Synonyms for obesity

References in periodicals archive ?
21 among overweight, obese and morbidly obese patients (p0.
Previous authorization from the Ethics committee was obtained and 42 morbidly obese pregnant women were recruited (body mass index (BMI) [greater than] 40 (kg[m.
Overall, 11 children in England are listed as having a BMI of 40 or more in 2014/15, with a total of 475 with a BMI of 35 or more who could potentially be morbidly obese.
4 per cent) women, whereas 17 per cent were morbidly obese.

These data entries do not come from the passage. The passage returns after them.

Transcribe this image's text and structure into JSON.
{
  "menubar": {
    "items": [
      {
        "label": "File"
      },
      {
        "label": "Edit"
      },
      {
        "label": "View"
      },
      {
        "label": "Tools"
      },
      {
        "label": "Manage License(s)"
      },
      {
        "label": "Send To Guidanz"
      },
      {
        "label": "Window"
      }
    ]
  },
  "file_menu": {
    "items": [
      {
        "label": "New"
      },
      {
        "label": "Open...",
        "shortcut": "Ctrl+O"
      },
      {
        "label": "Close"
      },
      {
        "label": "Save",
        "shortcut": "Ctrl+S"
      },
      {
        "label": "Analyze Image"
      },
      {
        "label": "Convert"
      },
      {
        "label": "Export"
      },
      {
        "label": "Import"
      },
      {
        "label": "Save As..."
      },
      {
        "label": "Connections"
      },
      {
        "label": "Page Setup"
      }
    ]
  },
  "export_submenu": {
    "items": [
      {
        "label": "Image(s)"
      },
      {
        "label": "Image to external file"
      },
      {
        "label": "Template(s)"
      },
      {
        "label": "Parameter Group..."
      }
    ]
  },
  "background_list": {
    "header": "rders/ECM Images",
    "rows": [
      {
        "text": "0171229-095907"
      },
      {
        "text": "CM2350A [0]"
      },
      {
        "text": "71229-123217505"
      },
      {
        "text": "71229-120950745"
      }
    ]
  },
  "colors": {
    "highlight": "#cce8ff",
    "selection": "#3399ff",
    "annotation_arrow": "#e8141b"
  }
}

A spokesman said: "JCVI considered a summary of evidence, provided by Public Health England, which indicated that morbidly obese people are at an increased risk of complications and mortality from influenza, relative to healthy individuals, and additional evidence suggesting that such individuals respond well to vaccine.
Statistical analyses were carried out comparing the morbidly obese and super-obese pregnant women.
The registry study of morbidly obese women who had had a primary C-section showed that those with a vertical incision were found to have higher rates of all adverse maternal outcomes, except for transfusions, but had lower incision-to-delivery times (9.
A morbidly obese two-year-old has become the youngest person in the world to have weight loss surgery.
11] Studies examining the efficacy and safety of PCNL in obese and morbidly obese patients are limited and show mixed results.
A MORBIDLY obese man has denied threatening a car wash operator who he claimed had damaged his "beautiful" Jaguar car.
With nearly a million morbidly obese people in England, ambulance teams, fire crews, carers and others are having to adapt to be able to provide a service for Britain's "Big Society".
Almost four in 10 Glaswegians were classified as either being obese or morbidly obese, the Nuffield Health charity found.
Several studies have concluded that, while surgical-site infection is more common in the morbidly obese, mortality rates are similar to those of normal weight patients (Marsk et al 2009, Stamou et al 2011), while other studies have demonstrated that obesity is an independent predictor for late mortality (Arterburn 2009, van Straten et al 2010).
At the most serious end of the scale, anyone over 50% above their normal weight according to height, age and sex is considered morbidly obese and may be at increased risk in surgery.